** Task material **
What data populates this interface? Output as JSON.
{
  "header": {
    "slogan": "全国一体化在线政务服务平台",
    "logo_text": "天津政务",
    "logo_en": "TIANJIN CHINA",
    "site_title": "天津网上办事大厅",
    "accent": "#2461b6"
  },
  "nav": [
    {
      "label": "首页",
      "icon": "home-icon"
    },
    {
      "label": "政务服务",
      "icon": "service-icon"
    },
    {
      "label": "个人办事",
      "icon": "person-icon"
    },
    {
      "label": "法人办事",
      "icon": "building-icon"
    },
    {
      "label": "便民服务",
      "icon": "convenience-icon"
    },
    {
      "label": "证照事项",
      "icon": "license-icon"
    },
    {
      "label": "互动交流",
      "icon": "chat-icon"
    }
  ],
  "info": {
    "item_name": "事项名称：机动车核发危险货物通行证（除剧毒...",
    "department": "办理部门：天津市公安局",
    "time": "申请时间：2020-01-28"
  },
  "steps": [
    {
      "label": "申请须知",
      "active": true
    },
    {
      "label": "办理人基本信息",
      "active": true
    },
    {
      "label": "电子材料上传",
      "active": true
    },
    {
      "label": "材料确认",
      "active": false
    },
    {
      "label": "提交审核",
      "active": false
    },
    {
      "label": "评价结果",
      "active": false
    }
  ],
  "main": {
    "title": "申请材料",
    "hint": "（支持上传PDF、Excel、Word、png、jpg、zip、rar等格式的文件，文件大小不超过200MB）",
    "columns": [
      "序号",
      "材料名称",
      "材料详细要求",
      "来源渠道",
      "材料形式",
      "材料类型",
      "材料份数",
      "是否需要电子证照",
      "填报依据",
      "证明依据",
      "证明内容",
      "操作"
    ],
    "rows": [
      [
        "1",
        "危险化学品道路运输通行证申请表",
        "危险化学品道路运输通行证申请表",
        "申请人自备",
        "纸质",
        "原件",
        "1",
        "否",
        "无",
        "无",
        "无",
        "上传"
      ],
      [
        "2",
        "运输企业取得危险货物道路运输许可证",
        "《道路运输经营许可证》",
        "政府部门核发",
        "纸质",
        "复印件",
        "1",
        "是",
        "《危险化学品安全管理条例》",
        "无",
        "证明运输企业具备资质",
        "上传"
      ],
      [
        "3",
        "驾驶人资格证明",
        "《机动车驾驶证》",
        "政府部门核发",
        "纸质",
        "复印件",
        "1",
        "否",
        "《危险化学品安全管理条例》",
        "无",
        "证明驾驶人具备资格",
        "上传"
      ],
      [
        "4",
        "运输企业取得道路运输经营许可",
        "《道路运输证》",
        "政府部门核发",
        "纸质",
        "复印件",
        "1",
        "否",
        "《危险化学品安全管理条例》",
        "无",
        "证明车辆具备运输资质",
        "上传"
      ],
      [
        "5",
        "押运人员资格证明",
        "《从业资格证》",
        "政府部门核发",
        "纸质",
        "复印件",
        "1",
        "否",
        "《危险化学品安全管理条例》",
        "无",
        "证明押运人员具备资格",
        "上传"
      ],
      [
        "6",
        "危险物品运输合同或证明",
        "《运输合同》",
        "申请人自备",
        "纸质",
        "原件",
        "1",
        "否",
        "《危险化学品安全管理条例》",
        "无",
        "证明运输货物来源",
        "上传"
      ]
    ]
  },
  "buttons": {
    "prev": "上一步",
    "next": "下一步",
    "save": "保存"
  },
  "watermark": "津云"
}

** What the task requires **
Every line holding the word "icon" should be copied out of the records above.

** Answer box **
      "icon": "home-icon"
      "icon": "service-icon"
      "icon": "person-icon"
      "icon": "building-icon"
      "icon": "convenience-icon"
      "icon": "license-icon"
      "icon": "chat-icon"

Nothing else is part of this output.